Perched up high between Constitution Hill and one of Joburg’s most talked about suburbs the angel is one of a number of public artworks that have sprung up around the inner city. Part of the city of Johannesburg’s public art policy, officials have been hard at work commissioning artists to create pieces that are redefining the city as an inclusive space.
As for Hillbrow, it’s a place that conjures nostalgic, that calls up myths and legends. From the post-1994 hard drug scene that sprang up around the Sands Hotel to the playground of SA’s original party girl Brenda Fassie, Hillbrow was also home to my grandmother and a great-aunt (a lot earlier than that) who lived in the Coronia residential hotel in the late 1970’s (Now it’s a disco, but not for Lola …). Tropicana or was it Tropica sold the best schwarmas in town (It was the wrap) while Estoril had the monopoly on Italian fashion magazines. At Café Paris the men smoked and played backgammon and in the late 80’s Fontana would sell you roast chicken no matter the hour. Hillbrow was the height of cool. All bright lights and big-city like. Continue reading
#166. Recommend that if you love reading and food, or recipes, or have any interest in Chinese culture, and/or Taiwan (or all of these) then you should pick up a copy of Emperor Can Wait by Joburg restaurateur Emma Chen. For the uninitiated the title refers to a chinese proverb “The Emperor can wait –while we eat”. First a disclosure – I worked [as an editor] with Chen on the initial manuscript. Now that’s out of the way … the book launched a few days ago with a wedding feast at the Red Chamber, Chen’s restaurant in Hyde Park that is celebrating 20 years of existence (In Joburg restaurant parlance, a lifetime).
That’s 20 years of the best cucumber salad in Johannesburg, possibly the world. There are people who would kill for that recipe and in this city it’s possible they already have.

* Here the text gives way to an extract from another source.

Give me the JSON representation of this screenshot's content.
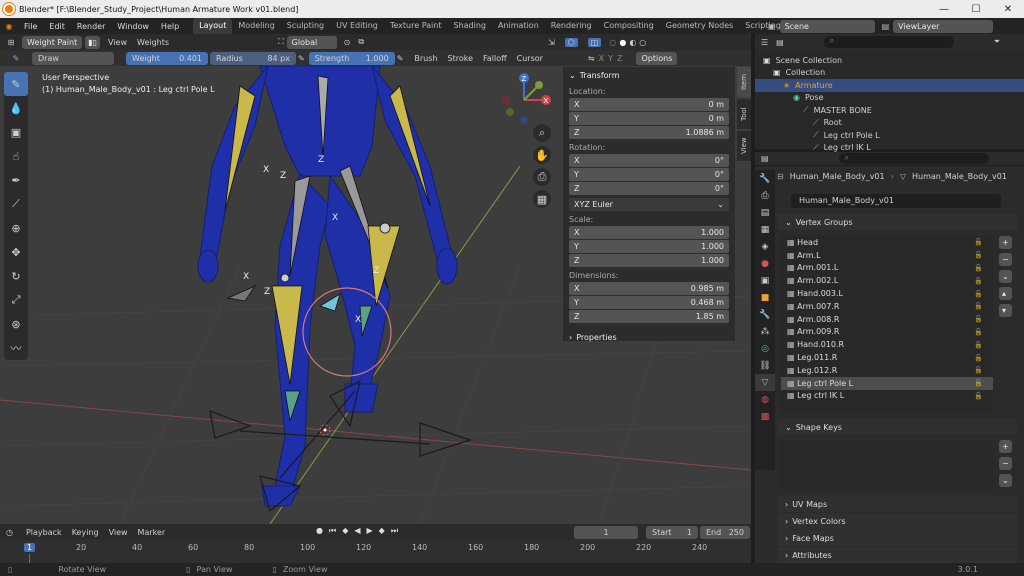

“Crime is like hair in Joburg — big and bling,” Orford said. In Joburg it takes 25 men with machine guns to rob the Spar; in Cape Town it takes one guy with a knife.” She described Cape Town as South Africa’s intellectual centre, and Joburg as its money capital. Continue reading
#156. Celebrate small things, like Friday. This is not a time to be serious so check out Cake Wrecks, the blog for when professional cakes go horribly wrong. Cake Wrecks is the creation of one Jen Yates who has just produced a book of the same name after finding that her gallery of “deformed, distasteful and bizarrely decorated wedding and birthday cakes” was a major web hit. Continue reading